On 20 February 1986, faced with South African evidence of corruption, Mathanzima was forced to retire as President. Kaiser Mathanzima was replaced as President by his brother, George Mathanzima, who resigned later on because he too had been accused of being corrupt.Kaiser Mathanzima was still described as Transkei's effective leader for a time, but the two soon fell out and Kaiser was temporarily detained in the Transkei goals in 1987; upon release, he was restricted to Qamata.
Mathanzima died in Queenstown on his 88th birthday. He received an official funeral, but not a state one as former allies and supporters had hoped. The continued mixed feelings toward him in South Africa were reflected in then President Thabo Mbeki's eulogy for him. Although Mathanzima was said to have been a harsh ruler, Mbeki looked at the positive legacies that Mathanzima left behind. Mbeki praised Mathanzima's dream of eliminating poverty in South Africa as well as seeing all South Africans citizens educated. President Mbeki also went on to state that he will try to make Mathanzima's dreams a reality. Others[who?] who spoke at Mathazima's funeral said they admired how he fought to see the recognition of traditional leaders in South Africa. Former South African President and Kaiser Mathanzima's Uncle, Nelson Mandela, was not in attendance for Mathanzima's funeral because he was in Dublin, Ireland for the opening ceremonies of the 2003 Special Olympics. 
- "Kaiser Daliwonga Matanzima, former leader of the Transkei". geni_family_tree. Retrieved 8 January 2018.
- J. Clare: Chief Kaizer Matanzima. The New African. 18 Jan 1964. p.14.
- "Apartheid Backer Heads Transkei", "The New York Times"
- The Transkei Puppet Show, TIME Magazine, 25 October 1976
- "Survey of race relations in South Africa: 1983" (PDF). South African Institute of Race Relations.
- "Kaiser Daliwonga Matanzima". South African History. 17 February 2011. Retrieved 12 May 2019.
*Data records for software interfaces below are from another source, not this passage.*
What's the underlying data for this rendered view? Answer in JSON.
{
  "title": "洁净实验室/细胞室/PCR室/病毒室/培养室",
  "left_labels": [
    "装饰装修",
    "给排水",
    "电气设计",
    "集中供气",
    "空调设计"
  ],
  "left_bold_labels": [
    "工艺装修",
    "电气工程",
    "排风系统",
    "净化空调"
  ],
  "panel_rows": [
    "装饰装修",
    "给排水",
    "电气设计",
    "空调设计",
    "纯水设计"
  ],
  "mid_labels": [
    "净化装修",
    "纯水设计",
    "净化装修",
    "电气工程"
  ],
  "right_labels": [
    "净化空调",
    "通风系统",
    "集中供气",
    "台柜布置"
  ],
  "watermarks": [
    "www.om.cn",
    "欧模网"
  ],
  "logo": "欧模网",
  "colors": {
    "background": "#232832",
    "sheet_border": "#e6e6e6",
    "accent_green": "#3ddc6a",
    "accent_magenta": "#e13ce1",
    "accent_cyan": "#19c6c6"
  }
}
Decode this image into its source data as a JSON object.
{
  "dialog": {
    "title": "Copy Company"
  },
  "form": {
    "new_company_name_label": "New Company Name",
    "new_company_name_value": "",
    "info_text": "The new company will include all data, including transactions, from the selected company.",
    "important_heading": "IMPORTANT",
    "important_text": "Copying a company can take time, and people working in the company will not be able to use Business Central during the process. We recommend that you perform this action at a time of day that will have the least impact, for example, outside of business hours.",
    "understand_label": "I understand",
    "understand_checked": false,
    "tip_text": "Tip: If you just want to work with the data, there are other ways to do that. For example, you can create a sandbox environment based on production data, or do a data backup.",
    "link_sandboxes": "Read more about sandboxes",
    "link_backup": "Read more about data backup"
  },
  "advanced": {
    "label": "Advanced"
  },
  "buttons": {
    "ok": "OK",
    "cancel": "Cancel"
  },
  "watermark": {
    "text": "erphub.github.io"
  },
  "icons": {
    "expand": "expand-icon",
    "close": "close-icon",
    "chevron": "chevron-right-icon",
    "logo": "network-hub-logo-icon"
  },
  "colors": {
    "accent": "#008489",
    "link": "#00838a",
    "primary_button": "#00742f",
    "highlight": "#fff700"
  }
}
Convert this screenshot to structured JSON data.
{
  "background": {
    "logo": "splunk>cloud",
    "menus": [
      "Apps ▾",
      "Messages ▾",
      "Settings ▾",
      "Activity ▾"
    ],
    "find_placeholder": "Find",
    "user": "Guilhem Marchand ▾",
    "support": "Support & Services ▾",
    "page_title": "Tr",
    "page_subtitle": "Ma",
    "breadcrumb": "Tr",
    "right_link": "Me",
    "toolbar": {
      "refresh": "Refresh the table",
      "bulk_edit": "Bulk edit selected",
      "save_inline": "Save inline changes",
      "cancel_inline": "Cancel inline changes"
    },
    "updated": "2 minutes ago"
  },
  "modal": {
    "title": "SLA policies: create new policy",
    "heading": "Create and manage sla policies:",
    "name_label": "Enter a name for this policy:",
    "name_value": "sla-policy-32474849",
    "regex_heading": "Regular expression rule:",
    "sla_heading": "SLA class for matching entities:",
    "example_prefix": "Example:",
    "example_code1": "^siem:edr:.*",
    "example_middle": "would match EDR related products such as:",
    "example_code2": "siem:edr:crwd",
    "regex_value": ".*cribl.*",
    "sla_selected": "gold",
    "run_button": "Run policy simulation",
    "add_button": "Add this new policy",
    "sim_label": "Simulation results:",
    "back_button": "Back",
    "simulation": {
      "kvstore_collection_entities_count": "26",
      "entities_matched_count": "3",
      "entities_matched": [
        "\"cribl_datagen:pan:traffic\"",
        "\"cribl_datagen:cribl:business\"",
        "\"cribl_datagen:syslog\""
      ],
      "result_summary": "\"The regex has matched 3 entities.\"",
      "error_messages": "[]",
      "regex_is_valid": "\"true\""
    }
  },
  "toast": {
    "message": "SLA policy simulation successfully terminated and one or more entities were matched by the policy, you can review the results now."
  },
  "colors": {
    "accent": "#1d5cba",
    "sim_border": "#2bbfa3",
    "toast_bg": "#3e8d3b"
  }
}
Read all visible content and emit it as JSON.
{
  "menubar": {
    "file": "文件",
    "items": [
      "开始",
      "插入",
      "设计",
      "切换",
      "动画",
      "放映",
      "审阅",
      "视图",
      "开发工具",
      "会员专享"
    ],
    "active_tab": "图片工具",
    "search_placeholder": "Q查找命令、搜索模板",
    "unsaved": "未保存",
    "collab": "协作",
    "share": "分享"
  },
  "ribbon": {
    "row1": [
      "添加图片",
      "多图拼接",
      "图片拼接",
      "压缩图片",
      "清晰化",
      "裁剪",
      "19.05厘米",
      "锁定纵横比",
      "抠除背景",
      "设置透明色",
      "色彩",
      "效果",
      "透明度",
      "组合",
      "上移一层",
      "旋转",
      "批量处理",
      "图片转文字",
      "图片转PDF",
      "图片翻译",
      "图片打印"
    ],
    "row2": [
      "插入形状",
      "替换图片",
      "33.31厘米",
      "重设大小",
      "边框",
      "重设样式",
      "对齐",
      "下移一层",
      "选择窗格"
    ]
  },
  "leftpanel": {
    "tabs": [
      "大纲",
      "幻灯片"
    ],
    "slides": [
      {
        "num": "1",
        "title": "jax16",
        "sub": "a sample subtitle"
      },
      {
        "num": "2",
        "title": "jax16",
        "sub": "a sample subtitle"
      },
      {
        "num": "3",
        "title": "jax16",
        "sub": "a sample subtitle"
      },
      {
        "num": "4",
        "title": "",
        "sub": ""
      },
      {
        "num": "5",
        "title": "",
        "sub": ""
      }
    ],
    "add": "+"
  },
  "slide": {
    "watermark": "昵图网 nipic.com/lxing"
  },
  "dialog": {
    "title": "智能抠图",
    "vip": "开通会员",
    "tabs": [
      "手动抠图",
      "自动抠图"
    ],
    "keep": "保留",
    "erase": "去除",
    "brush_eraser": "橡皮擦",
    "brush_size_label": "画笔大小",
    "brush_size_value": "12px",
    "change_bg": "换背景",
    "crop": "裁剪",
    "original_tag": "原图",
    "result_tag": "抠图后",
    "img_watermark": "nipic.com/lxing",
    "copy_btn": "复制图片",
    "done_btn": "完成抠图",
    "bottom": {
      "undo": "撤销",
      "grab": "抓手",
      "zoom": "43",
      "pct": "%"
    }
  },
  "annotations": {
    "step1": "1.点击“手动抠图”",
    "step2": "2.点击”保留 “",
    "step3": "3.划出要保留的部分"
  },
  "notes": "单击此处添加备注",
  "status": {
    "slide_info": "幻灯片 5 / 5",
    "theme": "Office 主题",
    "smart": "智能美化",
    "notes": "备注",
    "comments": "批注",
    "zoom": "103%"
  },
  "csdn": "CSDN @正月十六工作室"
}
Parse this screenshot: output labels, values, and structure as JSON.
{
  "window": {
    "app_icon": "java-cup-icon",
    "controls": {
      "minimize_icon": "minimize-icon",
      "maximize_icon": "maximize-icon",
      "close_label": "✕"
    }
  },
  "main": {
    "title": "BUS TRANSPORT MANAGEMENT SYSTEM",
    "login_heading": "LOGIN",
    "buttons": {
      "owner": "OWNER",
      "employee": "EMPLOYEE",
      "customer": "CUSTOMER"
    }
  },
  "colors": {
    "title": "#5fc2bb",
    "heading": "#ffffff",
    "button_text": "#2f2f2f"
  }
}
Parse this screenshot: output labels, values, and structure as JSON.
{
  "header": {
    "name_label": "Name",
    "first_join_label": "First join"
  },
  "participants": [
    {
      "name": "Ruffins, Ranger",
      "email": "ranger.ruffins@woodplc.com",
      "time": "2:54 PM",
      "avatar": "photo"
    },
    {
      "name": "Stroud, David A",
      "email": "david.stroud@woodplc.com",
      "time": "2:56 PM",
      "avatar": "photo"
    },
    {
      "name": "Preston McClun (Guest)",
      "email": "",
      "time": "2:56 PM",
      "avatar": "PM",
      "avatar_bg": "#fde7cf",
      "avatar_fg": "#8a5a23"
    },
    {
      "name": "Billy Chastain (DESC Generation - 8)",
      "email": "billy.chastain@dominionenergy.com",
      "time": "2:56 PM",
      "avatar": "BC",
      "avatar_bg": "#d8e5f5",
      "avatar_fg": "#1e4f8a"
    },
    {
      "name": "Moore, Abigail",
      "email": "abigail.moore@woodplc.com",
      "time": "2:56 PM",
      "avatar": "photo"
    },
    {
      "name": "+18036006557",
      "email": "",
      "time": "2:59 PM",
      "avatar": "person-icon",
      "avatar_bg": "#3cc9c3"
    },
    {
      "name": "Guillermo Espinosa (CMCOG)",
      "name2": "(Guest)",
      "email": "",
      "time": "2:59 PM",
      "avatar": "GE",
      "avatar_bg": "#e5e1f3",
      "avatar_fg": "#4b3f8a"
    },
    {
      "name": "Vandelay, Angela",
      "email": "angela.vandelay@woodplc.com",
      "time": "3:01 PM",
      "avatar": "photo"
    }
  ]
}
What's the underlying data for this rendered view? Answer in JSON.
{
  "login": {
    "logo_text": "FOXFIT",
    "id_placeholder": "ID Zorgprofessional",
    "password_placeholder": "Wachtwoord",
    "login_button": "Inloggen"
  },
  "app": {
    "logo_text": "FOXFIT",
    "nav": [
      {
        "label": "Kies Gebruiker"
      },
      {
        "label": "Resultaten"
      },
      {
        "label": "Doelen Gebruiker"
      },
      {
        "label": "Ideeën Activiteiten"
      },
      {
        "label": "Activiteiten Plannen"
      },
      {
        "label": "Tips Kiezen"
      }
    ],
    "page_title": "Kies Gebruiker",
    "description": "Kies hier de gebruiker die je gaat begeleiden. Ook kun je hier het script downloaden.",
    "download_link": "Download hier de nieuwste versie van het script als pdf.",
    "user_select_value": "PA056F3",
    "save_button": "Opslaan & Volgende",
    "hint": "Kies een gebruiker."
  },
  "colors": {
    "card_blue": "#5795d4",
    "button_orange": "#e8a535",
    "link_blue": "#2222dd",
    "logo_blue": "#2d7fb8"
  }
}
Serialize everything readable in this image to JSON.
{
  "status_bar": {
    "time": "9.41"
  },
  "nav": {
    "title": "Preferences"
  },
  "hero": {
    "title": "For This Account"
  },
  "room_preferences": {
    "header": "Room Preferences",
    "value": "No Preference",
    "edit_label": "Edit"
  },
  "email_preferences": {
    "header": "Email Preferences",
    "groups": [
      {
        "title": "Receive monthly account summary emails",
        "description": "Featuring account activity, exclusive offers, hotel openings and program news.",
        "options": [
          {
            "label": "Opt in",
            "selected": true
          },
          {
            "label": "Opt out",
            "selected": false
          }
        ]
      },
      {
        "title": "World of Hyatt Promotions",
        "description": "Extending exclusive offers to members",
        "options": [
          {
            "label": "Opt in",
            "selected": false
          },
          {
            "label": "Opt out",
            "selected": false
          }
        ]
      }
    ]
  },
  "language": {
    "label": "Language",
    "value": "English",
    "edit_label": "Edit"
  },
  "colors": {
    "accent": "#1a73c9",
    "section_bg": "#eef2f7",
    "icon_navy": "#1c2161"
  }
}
- "Leader Of Tribe Seizes S. African Rebel`s Body". Chicago Tribune. 21 April 1986. Retrieved 9 June 2014.
- Mati, Lucas (23 June 2003). "Mbeki hails 'ruthless' Matanzima at funeral". Retrieved 12 May 2019.